**Items from a dataset:**
======

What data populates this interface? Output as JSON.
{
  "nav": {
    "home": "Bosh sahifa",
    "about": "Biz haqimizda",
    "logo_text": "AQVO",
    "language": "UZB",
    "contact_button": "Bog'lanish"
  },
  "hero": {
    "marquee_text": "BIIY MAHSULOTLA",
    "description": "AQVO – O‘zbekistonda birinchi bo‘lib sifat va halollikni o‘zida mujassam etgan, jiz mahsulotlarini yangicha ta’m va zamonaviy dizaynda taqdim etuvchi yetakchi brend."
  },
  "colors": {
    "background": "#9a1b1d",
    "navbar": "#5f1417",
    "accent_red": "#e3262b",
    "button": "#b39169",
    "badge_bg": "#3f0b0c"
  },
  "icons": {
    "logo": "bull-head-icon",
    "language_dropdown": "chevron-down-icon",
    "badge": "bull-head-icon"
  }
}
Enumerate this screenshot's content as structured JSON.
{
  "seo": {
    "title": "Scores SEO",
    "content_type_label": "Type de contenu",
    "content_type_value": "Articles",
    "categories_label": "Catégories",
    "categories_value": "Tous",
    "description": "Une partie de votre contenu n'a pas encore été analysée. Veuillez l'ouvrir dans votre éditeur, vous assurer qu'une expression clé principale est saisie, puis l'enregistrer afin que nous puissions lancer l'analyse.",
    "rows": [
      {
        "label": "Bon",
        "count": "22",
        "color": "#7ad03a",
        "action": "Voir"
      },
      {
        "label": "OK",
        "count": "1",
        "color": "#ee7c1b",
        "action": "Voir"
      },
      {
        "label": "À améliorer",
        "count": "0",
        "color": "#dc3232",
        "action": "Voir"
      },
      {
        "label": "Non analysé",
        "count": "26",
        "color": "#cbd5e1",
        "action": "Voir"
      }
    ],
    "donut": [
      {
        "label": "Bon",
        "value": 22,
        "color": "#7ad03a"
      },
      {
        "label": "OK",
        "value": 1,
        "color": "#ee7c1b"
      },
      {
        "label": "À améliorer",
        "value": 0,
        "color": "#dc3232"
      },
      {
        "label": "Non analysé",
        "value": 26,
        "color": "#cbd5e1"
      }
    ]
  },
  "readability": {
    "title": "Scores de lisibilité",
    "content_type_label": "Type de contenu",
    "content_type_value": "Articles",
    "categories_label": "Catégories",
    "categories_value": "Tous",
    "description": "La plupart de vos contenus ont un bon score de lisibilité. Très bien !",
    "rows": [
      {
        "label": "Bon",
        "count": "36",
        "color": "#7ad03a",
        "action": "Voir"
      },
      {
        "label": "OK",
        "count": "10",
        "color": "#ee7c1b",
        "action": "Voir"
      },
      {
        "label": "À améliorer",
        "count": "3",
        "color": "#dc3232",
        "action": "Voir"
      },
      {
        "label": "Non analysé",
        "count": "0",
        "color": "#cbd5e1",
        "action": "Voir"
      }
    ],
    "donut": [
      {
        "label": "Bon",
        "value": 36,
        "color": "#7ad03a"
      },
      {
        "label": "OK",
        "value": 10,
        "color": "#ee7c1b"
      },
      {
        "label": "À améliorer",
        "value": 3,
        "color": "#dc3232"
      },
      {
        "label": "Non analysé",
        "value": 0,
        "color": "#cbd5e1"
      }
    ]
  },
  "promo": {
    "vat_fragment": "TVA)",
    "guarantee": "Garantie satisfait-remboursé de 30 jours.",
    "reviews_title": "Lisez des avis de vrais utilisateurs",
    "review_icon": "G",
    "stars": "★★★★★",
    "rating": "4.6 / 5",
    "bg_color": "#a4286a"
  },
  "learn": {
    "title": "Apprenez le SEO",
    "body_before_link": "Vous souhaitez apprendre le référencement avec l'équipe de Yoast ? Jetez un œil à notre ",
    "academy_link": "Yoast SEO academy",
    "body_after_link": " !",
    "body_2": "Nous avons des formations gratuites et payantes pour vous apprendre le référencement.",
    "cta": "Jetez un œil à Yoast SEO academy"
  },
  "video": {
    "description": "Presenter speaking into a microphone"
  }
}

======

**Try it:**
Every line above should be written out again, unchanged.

**Task result:**
What data populates this interface? Output as JSON.
{
  "nav": {
    "home": "Bosh sahifa",
    "about": "Biz haqimizda",
    "logo_text": "AQVO",
    "language": "UZB",
    "contact_button": "Bog'lanish"
  },
  "hero": {
    "marquee_text": "BIIY MAHSULOTLA",
    "description": "AQVO – O‘zbekistonda birinchi bo‘lib sifat va halollikni o‘zida mujassam etgan, jiz mahsulotlarini yangicha ta’m va zamonaviy dizaynda taqdim etuvchi yetakchi brend."
  },
  "colors": {
    "background": "#9a1b1d",
    "navbar": "#5f1417",
    "accent_red": "#e3262b",
    "button": "#b39169",
    "badge_bg": "#3f0b0c"
  },
  "icons": {
    "logo": "bull-head-icon",
    "language_dropdown": "chevron-down-icon",
    "badge": "bull-head-icon"
  }
}
Enumerate this screenshot's content as structured JSON.
{
  "seo": {
    "title": "Scores SEO",
    "content_type_label": "Type de contenu",
    "content_type_value": "Articles",
    "categories_label": "Catégories",
    "categories_value": "Tous",
    "description": "Une partie de votre contenu n'a pas encore été analysée. Veuillez l'ouvrir dans votre éditeur, vous assurer qu'une expression clé principale est saisie, puis l'enregistrer afin que nous puissions lancer l'analyse.",
    "rows": [
      {
        "label": "Bon",
        "count": "22",
        "color": "#7ad03a",
        "action": "Voir"
      },
      {
        "label": "OK",
        "count": "1",
        "color": "#ee7c1b",
        "action": "Voir"
      },
      {
        "label": "À améliorer",
        "count": "0",
        "color": "#dc3232",
        "action": "Voir"
      },
      {
        "label": "Non analysé",
        "count": "26",
        "color": "#cbd5e1",
        "action": "Voir"
      }
    ],
    "donut": [
      {
        "label": "Bon",
        "value": 22,
        "color": "#7ad03a"
      },
      {
        "label": "OK",
        "value": 1,
        "color": "#ee7c1b"
      },
      {
        "label": "À améliorer",
        "value": 0,
        "color": "#dc3232"
      },
      {
        "label": "Non analysé",
        "value": 26,
        "color": "#cbd5e1"
      }
    ]
  },
  "readability": {
    "title": "Scores de lisibilité",
    "content_type_label": "Type de contenu",
    "content_type_value": "Articles",
    "categories_label": "Catégories",
    "categories_value": "Tous",
    "description": "La plupart de vos contenus ont un bon score de lisibilité. Très bien !",
    "rows": [
      {
        "label": "Bon",
        "count": "36",
        "color": "#7ad03a",
        "action": "Voir"
      },
      {
        "label": "OK",
        "count": "10",
        "color": "#ee7c1b",
        "action": "Voir"
      },
      {
        "label": "À améliorer",
        "count": "3",
        "color": "#dc3232",
        "action": "Voir"
      },
      {
        "label": "Non analysé",
        "count": "0",
        "color": "#cbd5e1",
        "action": "Voir"
      }
    ],
    "donut": [
      {
        "label": "Bon",
        "value": 36,
        "color": "#7ad03a"
      },
      {
        "label": "OK",
        "value": 10,
        "color": "#ee7c1b"
      },
      {
        "label": "À améliorer",
        "value": 3,
        "color": "#dc3232"
      },
      {
        "label": "Non analysé",
        "value": 0,
        "color": "#cbd5e1"
      }
    ]
  },
  "promo": {
    "vat_fragment": "TVA)",
    "guarantee": "Garantie satisfait-remboursé de 30 jours.",
    "reviews_title": "Lisez des avis de vrais utilisateurs",
    "review_icon": "G",
    "stars": "★★★★★",
    "rating": "4.6 / 5",
    "bg_color": "#a4286a"
  },
  "learn": {
    "title": "Apprenez le SEO",
    "body_before_link": "Vous souhaitez apprendre le référencement avec l'équipe de Yoast ? Jetez un œil à notre ",
    "academy_link": "Yoast SEO academy",
    "body_after_link": " !",
    "body_2": "Nous avons des formations gratuites et payantes pour vous apprendre le référencement.",
    "cta": "Jetez un œil à Yoast SEO academy"
  },
  "video": {
    "description": "Presenter speaking into a microphone"
  }
}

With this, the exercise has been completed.